*TASK BRIEF:* What lines of the data hold the string "Normal"? Copy them all.

Data about app and page elements
━━━━━━━━━━━━━━━━━━━━

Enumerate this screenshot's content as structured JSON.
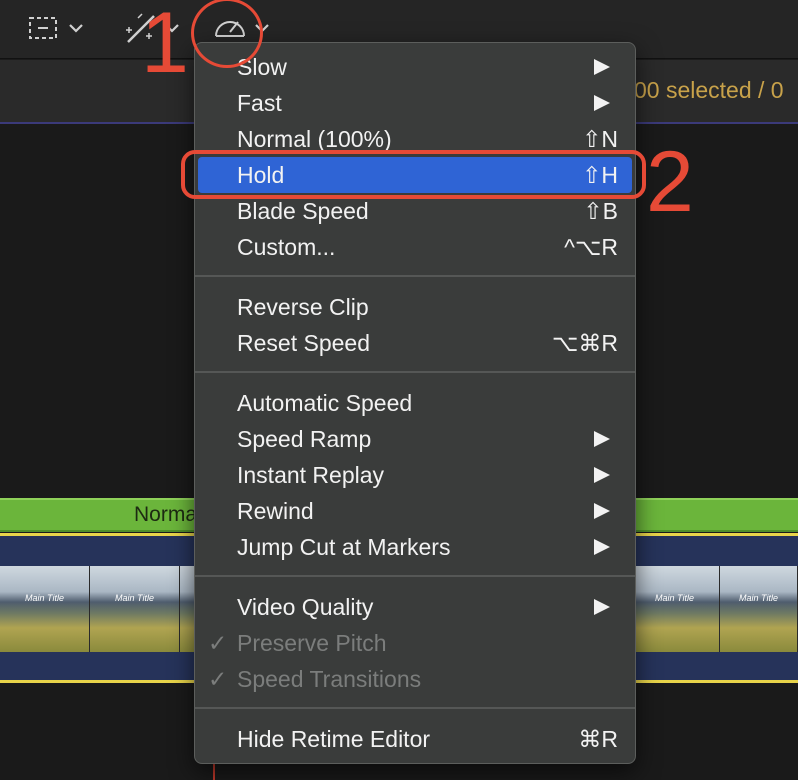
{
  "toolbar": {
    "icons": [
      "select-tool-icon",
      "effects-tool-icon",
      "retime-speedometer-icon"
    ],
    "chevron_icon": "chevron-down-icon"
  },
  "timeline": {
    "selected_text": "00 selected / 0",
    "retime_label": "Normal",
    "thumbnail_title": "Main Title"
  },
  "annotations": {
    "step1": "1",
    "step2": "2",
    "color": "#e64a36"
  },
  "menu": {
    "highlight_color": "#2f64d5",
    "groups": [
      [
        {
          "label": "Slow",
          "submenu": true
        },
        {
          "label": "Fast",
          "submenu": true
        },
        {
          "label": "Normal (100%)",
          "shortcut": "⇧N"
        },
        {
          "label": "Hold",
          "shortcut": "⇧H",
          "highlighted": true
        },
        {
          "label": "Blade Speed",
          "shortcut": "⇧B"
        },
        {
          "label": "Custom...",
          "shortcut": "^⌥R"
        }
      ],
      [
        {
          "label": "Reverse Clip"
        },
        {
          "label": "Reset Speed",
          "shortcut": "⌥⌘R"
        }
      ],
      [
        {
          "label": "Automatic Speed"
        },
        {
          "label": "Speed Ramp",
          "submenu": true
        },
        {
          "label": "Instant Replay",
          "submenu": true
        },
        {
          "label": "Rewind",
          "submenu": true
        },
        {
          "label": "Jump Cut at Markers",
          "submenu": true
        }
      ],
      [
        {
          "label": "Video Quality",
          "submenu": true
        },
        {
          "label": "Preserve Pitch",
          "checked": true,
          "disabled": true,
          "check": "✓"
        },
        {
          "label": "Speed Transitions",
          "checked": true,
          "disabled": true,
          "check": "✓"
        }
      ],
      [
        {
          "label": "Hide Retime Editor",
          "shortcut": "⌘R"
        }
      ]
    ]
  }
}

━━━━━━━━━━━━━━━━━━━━

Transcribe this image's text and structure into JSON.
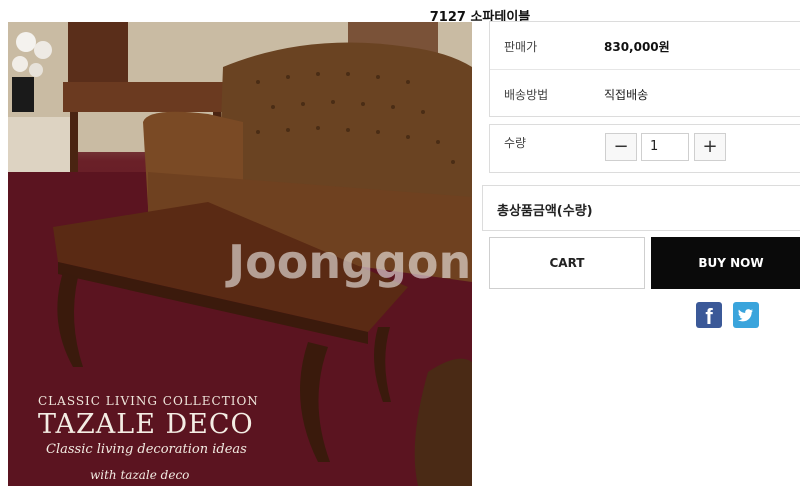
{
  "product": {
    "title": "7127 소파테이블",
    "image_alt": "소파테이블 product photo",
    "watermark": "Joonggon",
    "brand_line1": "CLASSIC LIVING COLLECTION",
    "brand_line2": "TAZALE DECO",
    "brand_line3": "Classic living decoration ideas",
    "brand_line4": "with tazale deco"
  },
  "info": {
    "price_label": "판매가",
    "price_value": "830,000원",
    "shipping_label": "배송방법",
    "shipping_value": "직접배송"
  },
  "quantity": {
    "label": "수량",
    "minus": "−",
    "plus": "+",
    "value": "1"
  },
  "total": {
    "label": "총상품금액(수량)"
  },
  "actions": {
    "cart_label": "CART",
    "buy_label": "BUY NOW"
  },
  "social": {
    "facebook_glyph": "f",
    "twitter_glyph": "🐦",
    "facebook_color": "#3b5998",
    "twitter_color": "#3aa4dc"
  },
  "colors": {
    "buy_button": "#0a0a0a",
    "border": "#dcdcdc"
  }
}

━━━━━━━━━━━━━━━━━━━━

*EXPECTED ANSWER:*
    "retime_label": "Normal",
          "label": "Normal (100%)",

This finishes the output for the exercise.